Work order: Each line of the records below needs repeating exactly. Skip the pictures.

·····

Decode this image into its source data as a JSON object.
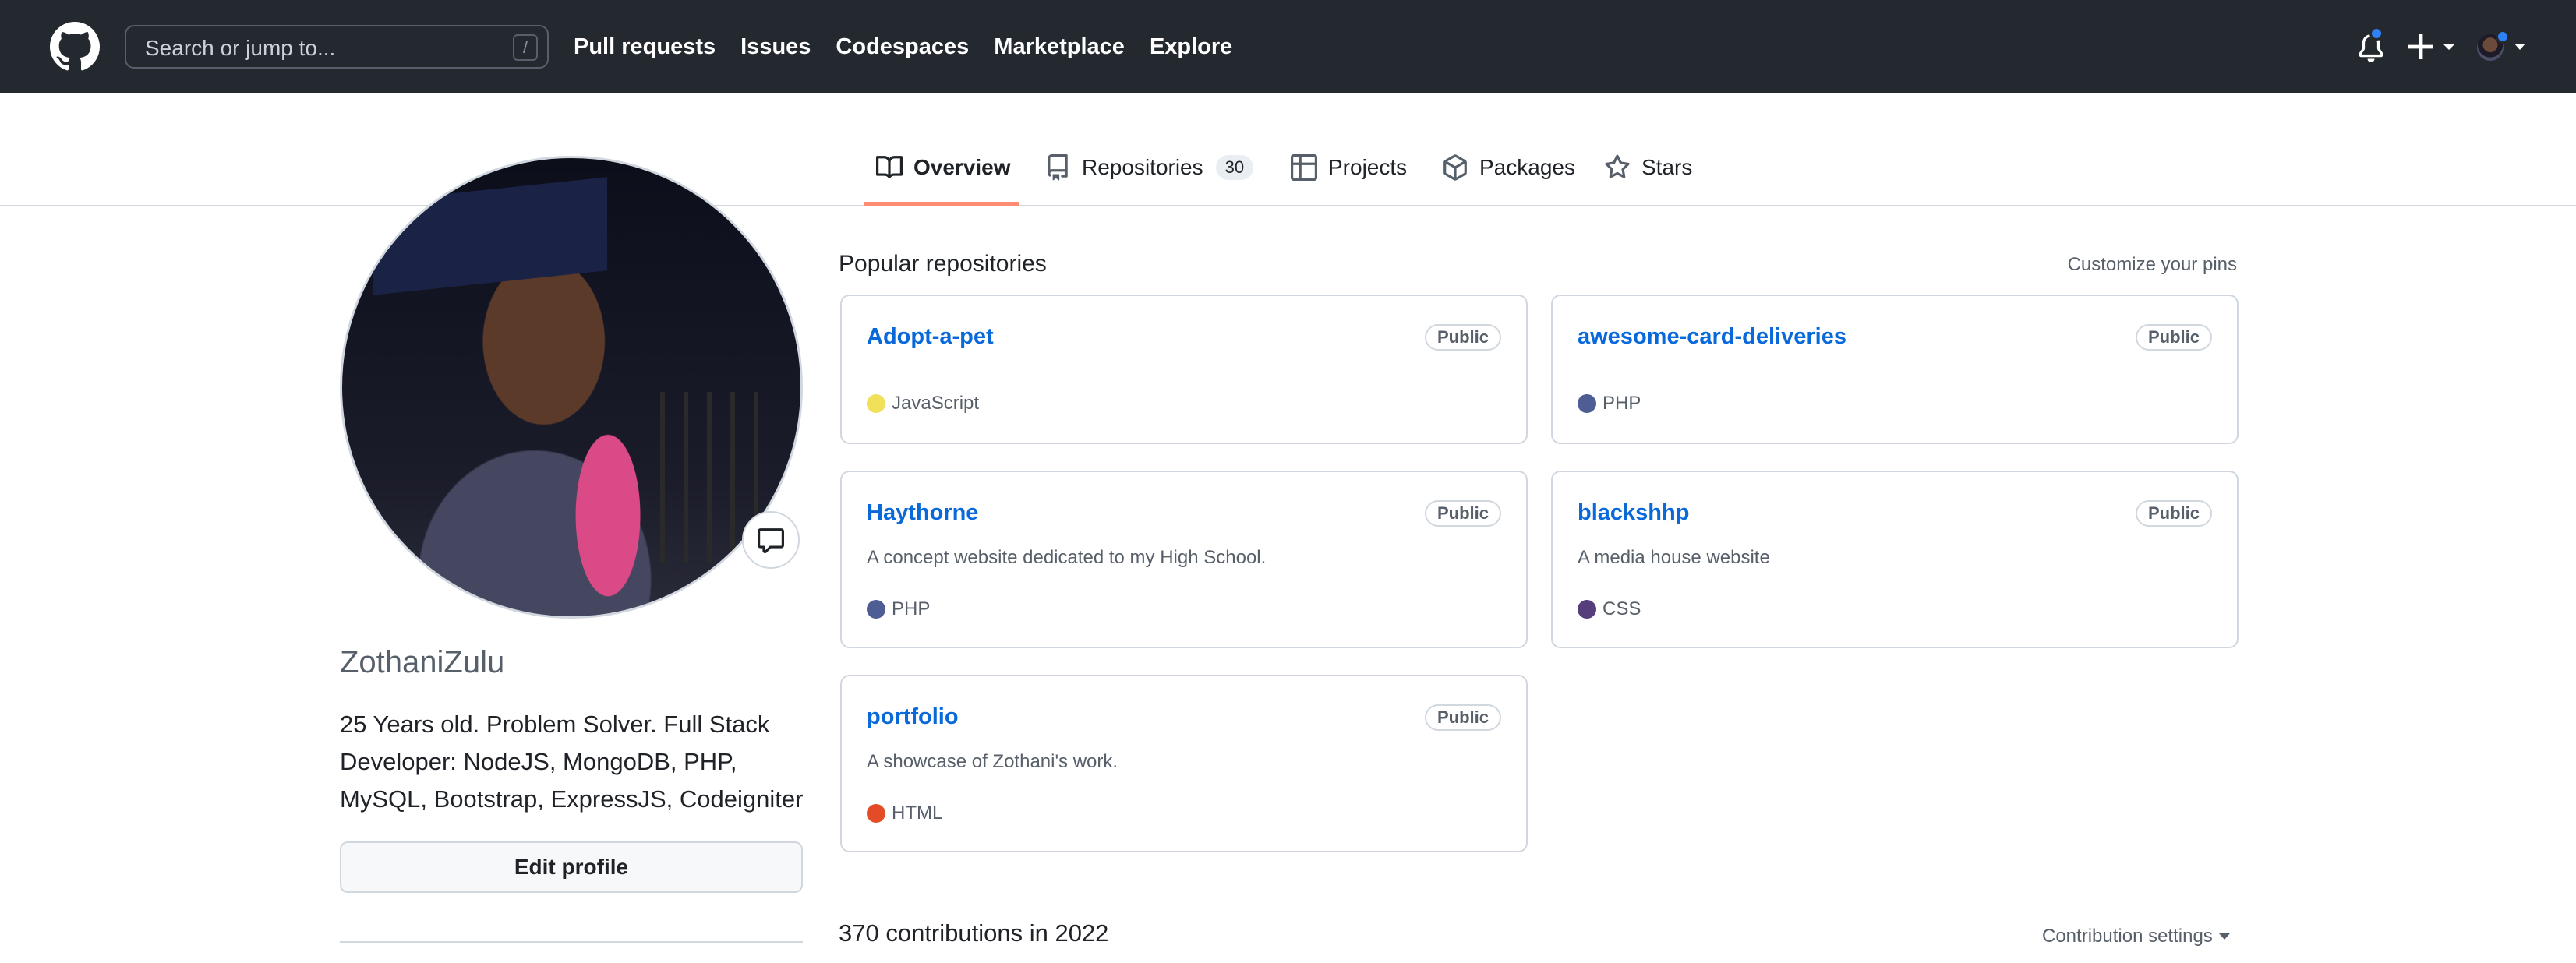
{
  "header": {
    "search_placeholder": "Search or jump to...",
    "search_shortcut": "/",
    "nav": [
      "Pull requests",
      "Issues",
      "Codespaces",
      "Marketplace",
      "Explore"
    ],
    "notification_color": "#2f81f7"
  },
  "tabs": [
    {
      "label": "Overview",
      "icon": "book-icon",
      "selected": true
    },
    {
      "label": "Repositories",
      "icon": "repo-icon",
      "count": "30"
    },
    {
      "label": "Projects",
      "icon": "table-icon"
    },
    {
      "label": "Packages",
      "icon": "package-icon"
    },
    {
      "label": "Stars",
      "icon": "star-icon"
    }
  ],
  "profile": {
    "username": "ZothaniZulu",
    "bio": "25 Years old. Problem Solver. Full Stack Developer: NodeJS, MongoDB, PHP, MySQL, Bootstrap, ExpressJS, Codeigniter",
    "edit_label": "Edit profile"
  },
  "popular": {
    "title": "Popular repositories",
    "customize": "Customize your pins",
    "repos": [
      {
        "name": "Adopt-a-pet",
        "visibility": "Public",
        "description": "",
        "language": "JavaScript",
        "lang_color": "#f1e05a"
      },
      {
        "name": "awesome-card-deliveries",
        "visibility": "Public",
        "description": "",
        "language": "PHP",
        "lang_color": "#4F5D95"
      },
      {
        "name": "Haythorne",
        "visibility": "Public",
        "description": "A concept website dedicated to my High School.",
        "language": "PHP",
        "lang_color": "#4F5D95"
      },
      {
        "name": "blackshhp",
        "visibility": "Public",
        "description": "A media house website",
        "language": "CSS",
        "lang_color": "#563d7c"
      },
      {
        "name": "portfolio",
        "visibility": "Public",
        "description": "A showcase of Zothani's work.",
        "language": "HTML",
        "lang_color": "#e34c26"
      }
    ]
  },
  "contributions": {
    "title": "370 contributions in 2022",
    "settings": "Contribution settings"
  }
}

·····

Answer:
Decode this image into its source data as a JSON object.
{
  "header": {
    "search_placeholder": "Search or jump to...",
    "search_shortcut": "/",
    "nav": [
      "Pull requests",
      "Issues",
      "Codespaces",
      "Marketplace",
      "Explore"
    ],
    "notification_color": "#2f81f7"
  },
  "tabs": [
    {
      "label": "Overview",
      "icon": "book-icon",
      "selected": true
    },
    {
      "label": "Repositories",
      "icon": "repo-icon",
      "count": "30"
    },
    {
      "label": "Projects",
      "icon": "table-icon"
    },
    {
      "label": "Packages",
      "icon": "package-icon"
    },
    {
      "label": "Stars",
      "icon": "star-icon"
    }
  ],
  "profile": {
    "username": "ZothaniZulu",
    "bio": "25 Years old. Problem Solver. Full Stack Developer: NodeJS, MongoDB, PHP, MySQL, Bootstrap, ExpressJS, Codeigniter",
    "edit_label": "Edit profile"
  },
  "popular": {
    "title": "Popular repositories",
    "customize": "Customize your pins",
    "repos": [
      {
        "name": "Adopt-a-pet",
        "visibility": "Public",
        "description": "",
        "language": "JavaScript",
        "lang_color": "#f1e05a"
      },
      {
        "name": "awesome-card-deliveries",
        "visibility": "Public",
        "description": "",
        "language": "PHP",
        "lang_color": "#4F5D95"
      },
      {
        "name": "Haythorne",
        "visibility": "Public",
        "description": "A concept website dedicated to my High School.",
        "language": "PHP",
        "lang_color": "#4F5D95"
      },
      {
        "name": "blackshhp",
        "visibility": "Public",
        "description": "A media house website",
        "language": "CSS",
        "lang_color": "#563d7c"
      },
      {
        "name": "portfolio",
        "visibility": "Public",
        "description": "A showcase of Zothani's work.",
        "language": "HTML",
        "lang_color": "#e34c26"
      }
    ]
  },
  "contributions": {
    "title": "370 contributions in 2022",
    "settings": "Contribution settings"
  }
}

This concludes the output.